Glee star Lea Michele
Glee star Lea Michele Photo by Reuters
Text size
related tags

On a Tuesday night in April, millions of people will gather together for the tale of four Jewish children, each of whom embodies contemporary Jewish consciousness in a different way. The evening is filled with song, multiple narratives and insights into Jewish identity. I’m talking, of course, about the award-winning Fox television series “Glee.”

For those of you not in the know, “Glee” is the TV show of the moment. At once an escapist fantasy and the most realistic depiction of high school angst this side of Claire Danes, “Glee” is also — thanks largely to co-creator Brad Falchuk, son of the current Hadassah national president — among the most “out” Jewish shows to grace the small screen.

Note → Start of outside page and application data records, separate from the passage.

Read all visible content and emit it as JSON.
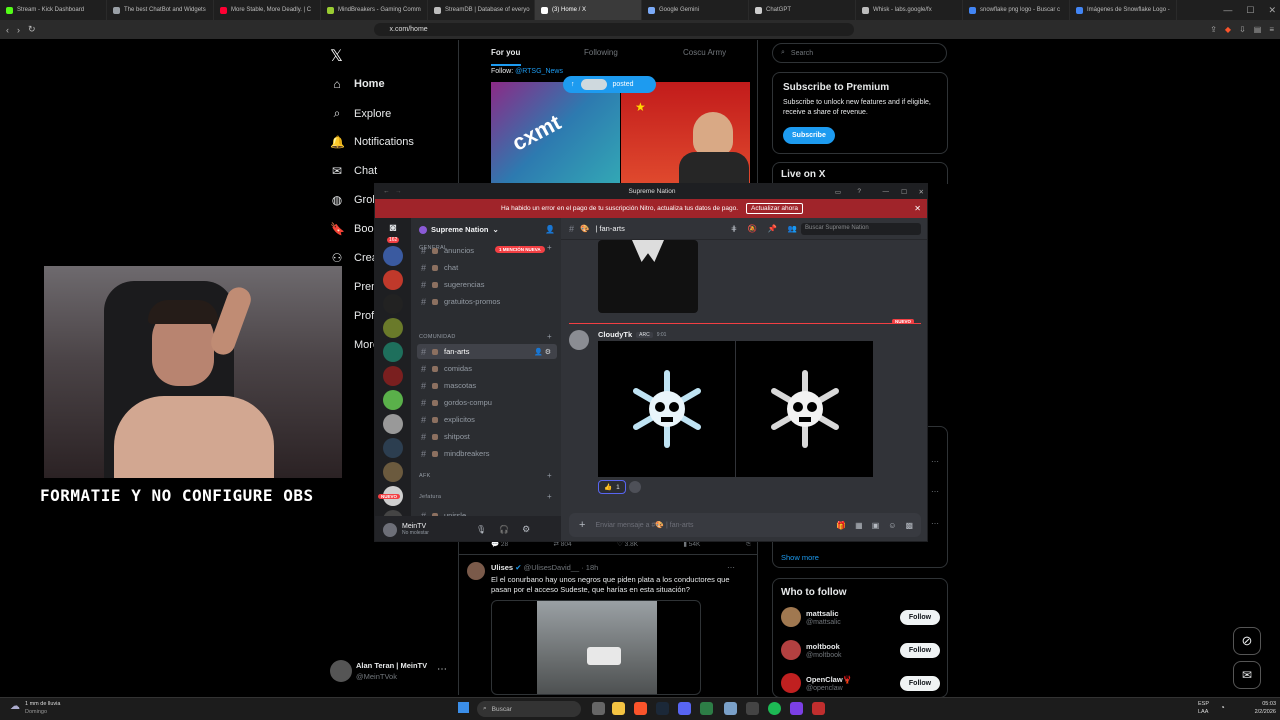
{
  "browser": {
    "tabs": [
      {
        "label": "Stream - Kick Dashboard",
        "color": "#53fc18"
      },
      {
        "label": "The best ChatBot and Widgets",
        "color": "#9aa0a6"
      },
      {
        "label": "More Stable, More Deadly. | C",
        "color": "#ff0033"
      },
      {
        "label": "MindBreakers - Gaming Comm",
        "color": "#9acd32"
      },
      {
        "label": "StreamDB | Database of everyo",
        "color": "#bdbdbd"
      },
      {
        "label": "(3) Home / X",
        "color": "#ffffff"
      },
      {
        "label": "Google Gemini",
        "color": "#7baaf7"
      },
      {
        "label": "ChatGPT",
        "color": "#cccccc"
      },
      {
        "label": "Whisk - labs.google/fx",
        "color": "#bdbdbd"
      },
      {
        "label": "snowflake png logo - Buscar c",
        "color": "#4285f4"
      },
      {
        "label": "Imágenes de Snowflake Logo -",
        "color": "#4285f4"
      }
    ],
    "url": "x.com/home"
  },
  "x": {
    "logo": "𝕏",
    "nav": [
      {
        "label": "Home",
        "icon": "home-icon",
        "glyph": "⌂"
      },
      {
        "label": "Explore",
        "icon": "search-icon",
        "glyph": "⌕"
      },
      {
        "label": "Notifications",
        "icon": "bell-icon",
        "glyph": "🔔"
      },
      {
        "label": "Chat",
        "icon": "mail-icon",
        "glyph": "✉"
      },
      {
        "label": "Grok",
        "icon": "grok-icon",
        "glyph": "◍"
      },
      {
        "label": "Book",
        "icon": "bookmark-icon",
        "glyph": "🔖"
      },
      {
        "label": "Crea",
        "icon": "communities-icon",
        "glyph": "⚇"
      },
      {
        "label": "Prem",
        "icon": "premium-icon",
        "glyph": "𝕏"
      },
      {
        "label": "Profi",
        "icon": "profile-icon",
        "glyph": "☺"
      },
      {
        "label": "More",
        "icon": "more-icon",
        "glyph": "⋯"
      }
    ],
    "account": {
      "name": "Alan Teran | MeinTV",
      "handle": "@MeinTVok"
    },
    "feed_tabs": [
      "For you",
      "Following",
      "Coscu Army"
    ],
    "follow_line": "Follow: ",
    "follow_handle": "@RTSG_News",
    "posted_pill": "posted",
    "tweet_stats": [
      "28",
      "804",
      "3.8K",
      "54K"
    ],
    "tweet2": {
      "name": "Ulises",
      "handle": "@UlisesDavid__ · 18h",
      "text": "El el conurbano hay unos negros que piden plata a los conductores que pasan por el acceso Sudeste, que harías en esta situación?"
    },
    "search_placeholder": "Search",
    "premium": {
      "title": "Subscribe to Premium",
      "text": "Subscribe to unlock new features and if eligible, receive a share of revenue.",
      "button": "Subscribe"
    },
    "live_title": "Live on X",
    "show_more": "Show more",
    "who_to_follow": {
      "title": "Who to follow",
      "follow_label": "Follow",
      "accounts": [
        {
          "name": "mattsalic",
          "handle": "@mattsalic"
        },
        {
          "name": "moltbook",
          "handle": "@moltbook"
        },
        {
          "name": "OpenClaw🦞",
          "handle": "@openclaw"
        }
      ]
    }
  },
  "stream": {
    "caption": "FORMATIE Y NO CONFIGURE OBS"
  },
  "discord": {
    "window_title": "Supreme Nation",
    "banner_text": "Ha habido un error en el pago de tu suscripción Nitro, actualiza tus datos de pago.",
    "banner_button": "Actualizar ahora",
    "server_name": "Supreme Nation",
    "badge_count": "162",
    "mention_pill": "1 MENCIÓN NUEVA",
    "categories": [
      "GENERAL",
      "COMUNIDAD",
      "AFK",
      "Jefatura"
    ],
    "general_channels": [
      "anuncios",
      "chat",
      "sugerencias",
      "gratuitos-promos"
    ],
    "comunidad_channels": [
      "fan-arts",
      "comidas",
      "mascotas",
      "gordos-compu",
      "explicitos",
      "shitpost",
      "mindbreakers"
    ],
    "extra_channel": "unirsle",
    "current_channel": "fan-arts",
    "search_placeholder": "Buscar Supreme Nation",
    "new_label": "NUEVO",
    "message": {
      "author": "CloudyTk",
      "tag": "ARC",
      "time": "9:01",
      "reaction_count": "1"
    },
    "composer_placeholder": "Enviar mensaje a #🎨 | fan-arts",
    "user": {
      "name": "MeinTV",
      "status": "No molestar"
    },
    "nuevo_pill": "NUEVO"
  },
  "taskbar": {
    "weather": "1 mm de lluvia",
    "weather_sub": "Domingo",
    "search": "Buscar",
    "lang": "ESP",
    "lang_sub": "LAA",
    "time": "05:03",
    "date": "2/2/2026"
  }
}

Like the show’s gay, disabled, multiethnic and differently sized kids, what’s interesting about its Jewish characters is how their difference marks them as “other,” but, precisely as it does so, includes them in a very 2011 world in which difference is the one thing we all have in common.

As it happens, the four Jewish characters in McKinley High School’s glee club map quite neatly onto the four children of the Passover Seder, and the way each of them performs his or her Jewishness shines a different light on American Jewish identity, and on the themes of the Passover holiday.

Rachel Berry (Lea Michele) is the “Wise Child” — to a fault. She endlessly touts her Jewishness in one way or another, from Barbra Streisand songs to protests at Christmastime. She is also an irritating control freak, just like the unctuous Wise Child, who asks annoying, detailed questions about the statutes, laws and ordinances that God has commanded.

The Haggadah obviously wants us to praise this kid, but most years I just want to slap him. Just like Rachel, he’s a know-it-all and a drama queen. “Look at me!” the Wise Child brags, just as Rachel does. Look how smart and good I am! Like Rachel in her goody-two-shoes sweaters, the Wise Child is intolerable. Rachel is a quintessential Jewish stereotype — smart, Semitic-looking, Magen-David-wearing — and yet she performs her Jewishness in the same way she performs her many solos on the show: in your face, turned up to 11. The Wise Child is the same way.

Read more at the Forward